**TASK INPUTS:**
◇ ◇ ◇ ◇ ◇
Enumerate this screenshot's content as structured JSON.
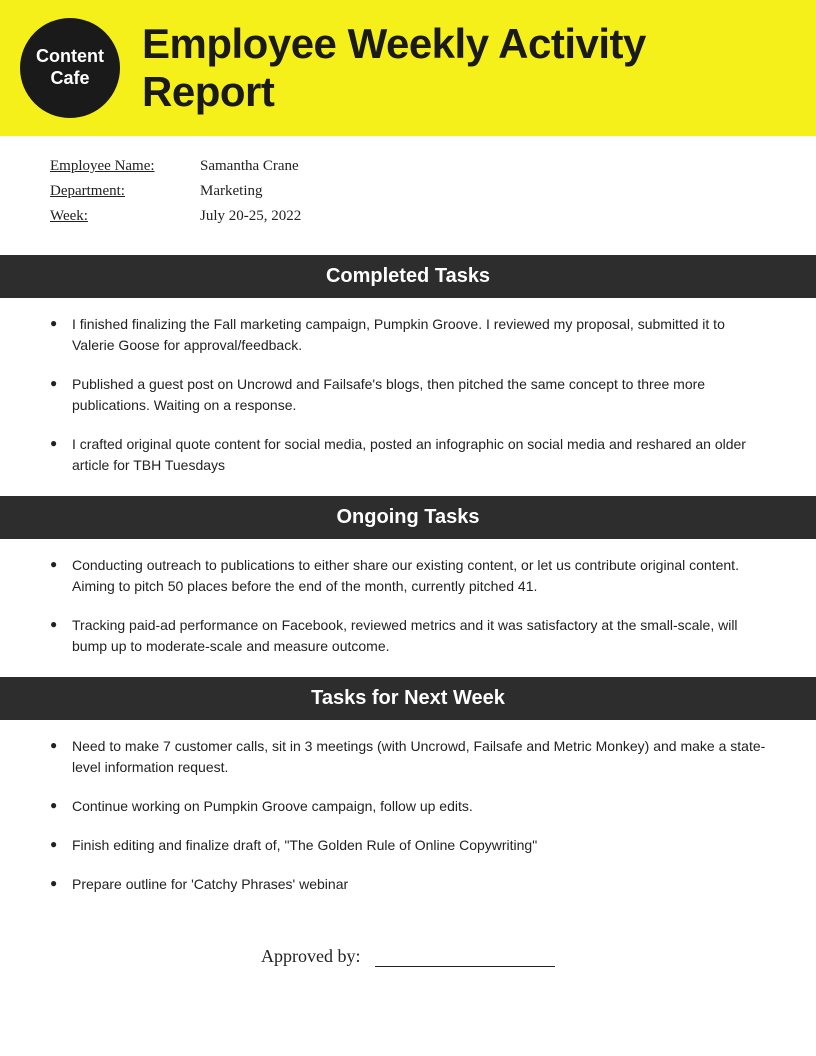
{
  "header": {
    "logo_line1": "Content",
    "logo_line2": "Cafe",
    "title": "Employee Weekly Activity Report"
  },
  "employee_info": {
    "name_label": "Employee Name:",
    "name_value": "Samantha Crane",
    "department_label": "Department:",
    "department_value": "Marketing",
    "week_label": "Week:",
    "week_value": "July 20-25, 2022"
  },
  "sections": {
    "completed": {
      "heading": "Completed Tasks",
      "tasks": [
        "I finished finalizing the Fall marketing campaign, Pumpkin Groove. I reviewed my proposal, submitted it to Valerie Goose for approval/feedback.",
        "Published a guest post on Uncrowd and Failsafe's blogs, then pitched the same concept to three more publications. Waiting on a response.",
        "I crafted original quote content for social media, posted an infographic on social media and reshared an older article for TBH Tuesdays"
      ]
    },
    "ongoing": {
      "heading": "Ongoing Tasks",
      "tasks": [
        "Conducting outreach to publications to either share our existing content, or let us contribute original content. Aiming to pitch 50 places before the end of the month, currently pitched 41.",
        "Tracking paid-ad performance on Facebook, reviewed metrics and it was satisfactory at the small-scale, will bump up to moderate-scale and measure outcome."
      ]
    },
    "next_week": {
      "heading": "Tasks for Next Week",
      "tasks": [
        "Need to make 7 customer calls, sit in 3 meetings (with Uncrowd, Failsafe and Metric Monkey) and make a state-level information request.",
        "Continue working on Pumpkin Groove campaign, follow up edits.",
        "Finish editing and finalize draft of, \"The Golden Rule of Online Copywriting\"",
        "Prepare outline for 'Catchy Phrases' webinar"
      ]
    }
  },
  "footer": {
    "approved_label": "Approved by:"
  }
}
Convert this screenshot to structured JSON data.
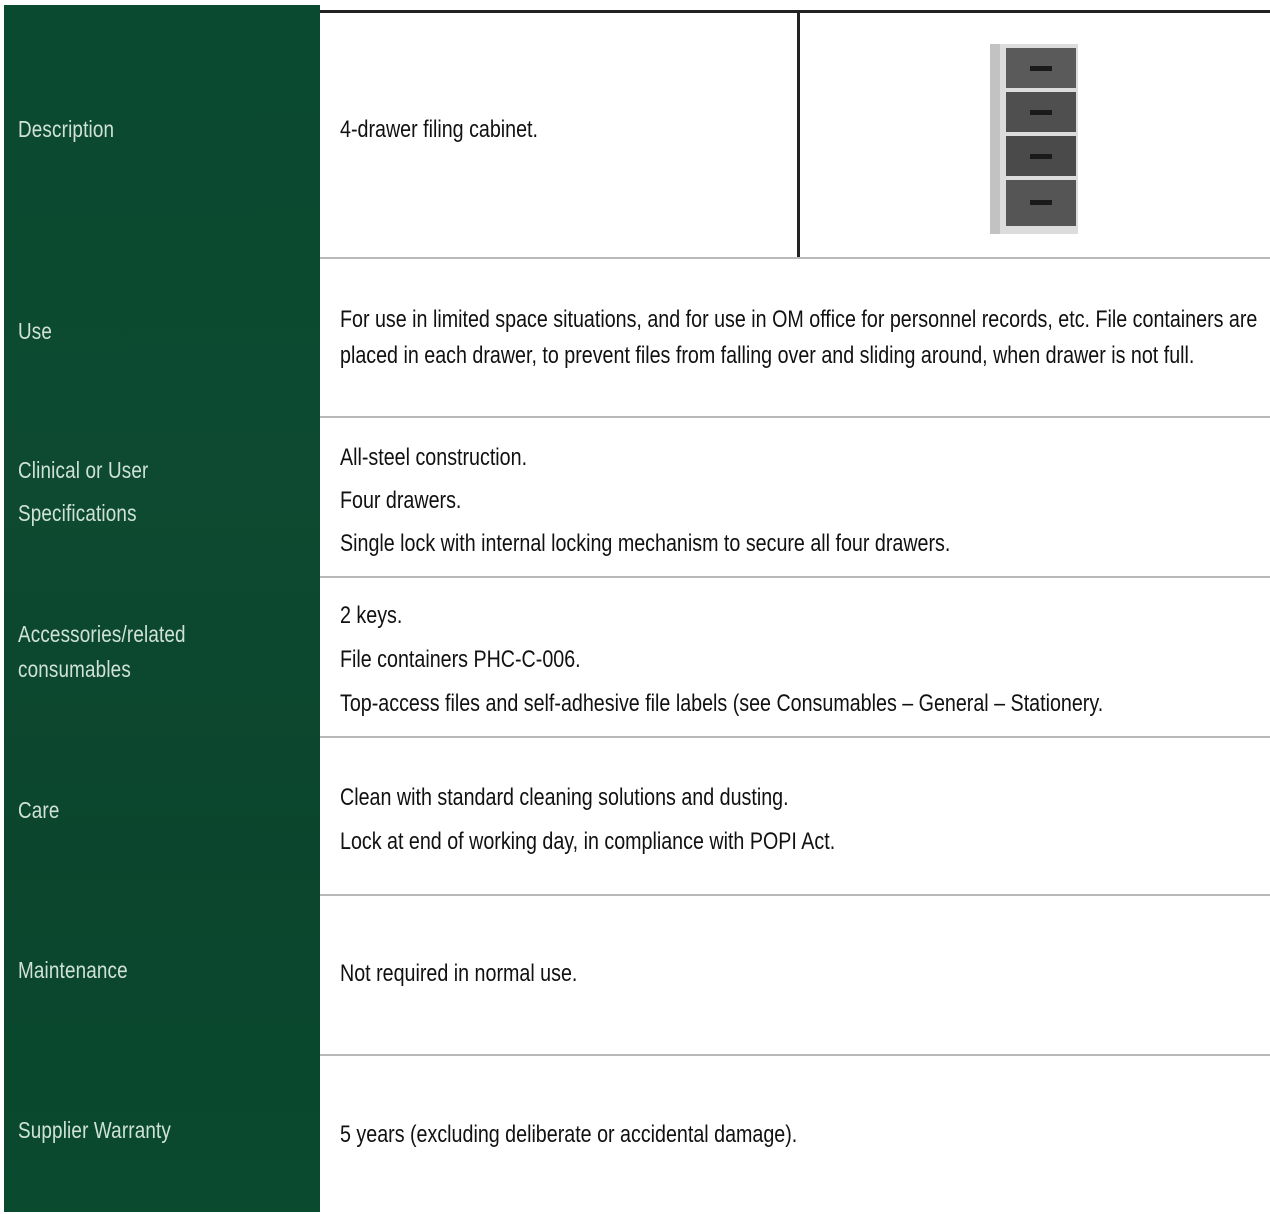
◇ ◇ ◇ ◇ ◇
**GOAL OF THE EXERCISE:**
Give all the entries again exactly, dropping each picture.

**EXERCISE SOLUTION:**
Enumerate this screenshot's content as structured JSON.
{
  "header": {
    "logo_line1": "Content",
    "logo_line2": "Cafe",
    "title": "Employee Weekly Activity Report"
  },
  "employee_info": {
    "name_label": "Employee Name:",
    "name_value": "Samantha Crane",
    "department_label": "Department:",
    "department_value": "Marketing",
    "week_label": "Week:",
    "week_value": "July 20-25, 2022"
  },
  "sections": {
    "completed": {
      "heading": "Completed Tasks",
      "tasks": [
        "I finished finalizing the Fall marketing campaign, Pumpkin Groove. I reviewed my proposal, submitted it to Valerie Goose for approval/feedback.",
        "Published a guest post on Uncrowd and Failsafe's blogs, then pitched the same concept to three more publications. Waiting on a response.",
        "I crafted original quote content for social media, posted an infographic on social media and reshared an older article for TBH Tuesdays"
      ]
    },
    "ongoing": {
      "heading": "Ongoing Tasks",
      "tasks": [
        "Conducting outreach to publications to either share our existing content, or let us contribute original content. Aiming to pitch 50 places before the end of the month, currently pitched 41.",
        "Tracking paid-ad performance on Facebook, reviewed metrics and it was satisfactory at the small-scale, will bump up to moderate-scale and measure outcome."
      ]
    },
    "next_week": {
      "heading": "Tasks for Next Week",
      "tasks": [
        "Need to make 7 customer calls, sit in 3 meetings (with Uncrowd, Failsafe and Metric Monkey) and make a state-level information request.",
        "Continue working on Pumpkin Groove campaign, follow up edits.",
        "Finish editing and finalize draft of, \"The Golden Rule of Online Copywriting\"",
        "Prepare outline for 'Catchy Phrases' webinar"
      ]
    }
  },
  "footer": {
    "approved_label": "Approved by:"
  }
}
Convert this screenshot to structured JSON data.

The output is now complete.